[Supplied material Boundary: Start]

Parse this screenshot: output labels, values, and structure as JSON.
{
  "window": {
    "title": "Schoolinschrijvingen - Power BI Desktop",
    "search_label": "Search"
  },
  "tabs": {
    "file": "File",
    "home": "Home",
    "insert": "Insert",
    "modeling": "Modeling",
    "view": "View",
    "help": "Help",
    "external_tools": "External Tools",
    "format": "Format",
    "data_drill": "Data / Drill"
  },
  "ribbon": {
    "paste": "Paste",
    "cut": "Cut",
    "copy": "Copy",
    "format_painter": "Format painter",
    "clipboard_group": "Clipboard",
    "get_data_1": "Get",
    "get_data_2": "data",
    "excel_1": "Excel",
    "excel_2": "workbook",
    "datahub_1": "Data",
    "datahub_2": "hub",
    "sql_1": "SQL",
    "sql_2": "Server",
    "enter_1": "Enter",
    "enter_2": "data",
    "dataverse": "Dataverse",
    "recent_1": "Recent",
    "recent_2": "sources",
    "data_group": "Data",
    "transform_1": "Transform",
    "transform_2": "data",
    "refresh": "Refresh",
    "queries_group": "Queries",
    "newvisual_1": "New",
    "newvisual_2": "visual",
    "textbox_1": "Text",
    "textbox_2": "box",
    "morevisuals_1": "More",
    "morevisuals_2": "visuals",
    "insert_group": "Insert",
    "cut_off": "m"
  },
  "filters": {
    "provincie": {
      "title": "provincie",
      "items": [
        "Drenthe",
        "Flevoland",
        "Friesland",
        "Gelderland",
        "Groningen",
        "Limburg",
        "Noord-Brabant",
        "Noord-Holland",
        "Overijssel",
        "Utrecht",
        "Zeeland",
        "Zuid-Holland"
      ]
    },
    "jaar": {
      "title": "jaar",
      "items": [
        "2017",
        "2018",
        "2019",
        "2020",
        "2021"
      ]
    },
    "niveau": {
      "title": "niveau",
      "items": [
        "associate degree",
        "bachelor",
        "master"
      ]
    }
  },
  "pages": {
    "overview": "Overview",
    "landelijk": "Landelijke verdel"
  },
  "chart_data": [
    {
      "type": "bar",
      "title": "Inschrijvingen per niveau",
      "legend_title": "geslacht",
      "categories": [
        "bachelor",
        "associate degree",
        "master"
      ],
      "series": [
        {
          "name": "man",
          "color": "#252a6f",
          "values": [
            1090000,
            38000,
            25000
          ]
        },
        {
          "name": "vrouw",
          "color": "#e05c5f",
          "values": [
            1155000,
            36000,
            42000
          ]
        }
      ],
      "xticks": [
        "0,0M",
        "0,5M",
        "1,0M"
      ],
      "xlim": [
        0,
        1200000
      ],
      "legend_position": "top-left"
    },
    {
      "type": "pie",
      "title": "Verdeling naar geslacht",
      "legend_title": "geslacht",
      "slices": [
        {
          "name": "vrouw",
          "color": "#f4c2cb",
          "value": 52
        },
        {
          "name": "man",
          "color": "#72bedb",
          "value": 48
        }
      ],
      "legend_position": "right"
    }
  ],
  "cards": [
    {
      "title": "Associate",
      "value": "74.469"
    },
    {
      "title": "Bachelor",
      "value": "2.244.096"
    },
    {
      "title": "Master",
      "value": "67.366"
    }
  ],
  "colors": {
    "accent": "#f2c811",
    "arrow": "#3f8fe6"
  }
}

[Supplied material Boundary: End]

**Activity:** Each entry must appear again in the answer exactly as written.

**Expected answer:**
Parse this screenshot: output labels, values, and structure as JSON.
{
  "window": {
    "title": "Schoolinschrijvingen - Power BI Desktop",
    "search_label": "Search"
  },
  "tabs": {
    "file": "File",
    "home": "Home",
    "insert": "Insert",
    "modeling": "Modeling",
    "view": "View",
    "help": "Help",
    "external_tools": "External Tools",
    "format": "Format",
    "data_drill": "Data / Drill"
  },
  "ribbon": {
    "paste": "Paste",
    "cut": "Cut",
    "copy": "Copy",
    "format_painter": "Format painter",
    "clipboard_group": "Clipboard",
    "get_data_1": "Get",
    "get_data_2": "data",
    "excel_1": "Excel",
    "excel_2": "workbook",
    "datahub_1": "Data",
    "datahub_2": "hub",
    "sql_1": "SQL",
    "sql_2": "Server",
    "enter_1": "Enter",
    "enter_2": "data",
    "dataverse": "Dataverse",
    "recent_1": "Recent",
    "recent_2": "sources",
    "data_group": "Data",
    "transform_1": "Transform",
    "transform_2": "data",
    "refresh": "Refresh",
    "queries_group": "Queries",
    "newvisual_1": "New",
    "newvisual_2": "visual",
    "textbox_1": "Text",
    "textbox_2": "box",
    "morevisuals_1": "More",
    "morevisuals_2": "visuals",
    "insert_group": "Insert",
    "cut_off": "m"
  },
  "filters": {
    "provincie": {
      "title": "provincie",
      "items": [
        "Drenthe",
        "Flevoland",
        "Friesland",
        "Gelderland",
        "Groningen",
        "Limburg",
        "Noord-Brabant",
        "Noord-Holland",
        "Overijssel",
        "Utrecht",
        "Zeeland",
        "Zuid-Holland"
      ]
    },
    "jaar": {
      "title": "jaar",
      "items": [
        "2017",
        "2018",
        "2019",
        "2020",
        "2021"
      ]
    },
    "niveau": {
      "title": "niveau",
      "items": [
        "associate degree",
        "bachelor",
        "master"
      ]
    }
  },
  "pages": {
    "overview": "Overview",
    "landelijk": "Landelijke verdel"
  },
  "chart_data": [
    {
      "type": "bar",
      "title": "Inschrijvingen per niveau",
      "legend_title": "geslacht",
      "categories": [
        "bachelor",
        "associate degree",
        "master"
      ],
      "series": [
        {
          "name": "man",
          "color": "#252a6f",
          "values": [
            1090000,
            38000,
            25000
          ]
        },
        {
          "name": "vrouw",
          "color": "#e05c5f",
          "values": [
            1155000,
            36000,
            42000
          ]
        }
      ],
      "xticks": [
        "0,0M",
        "0,5M",
        "1,0M"
      ],
      "xlim": [
        0,
        1200000
      ],
      "legend_position": "top-left"
    },
    {
      "type": "pie",
      "title": "Verdeling naar geslacht",
      "legend_title": "geslacht",
      "slices": [
        {
          "name": "vrouw",
          "color": "#f4c2cb",
          "value": 52
        },
        {
          "name": "man",
          "color": "#72bedb",
          "value": 48
        }
      ],
      "legend_position": "right"
    }
  ],
  "cards": [
    {
      "title": "Associate",
      "value": "74.469"
    },
    {
      "title": "Bachelor",
      "value": "2.244.096"
    },
    {
      "title": "Master",
      "value": "67.366"
    }
  ],
  "colors": {
    "accent": "#f2c811",
    "arrow": "#3f8fe6"
  }
}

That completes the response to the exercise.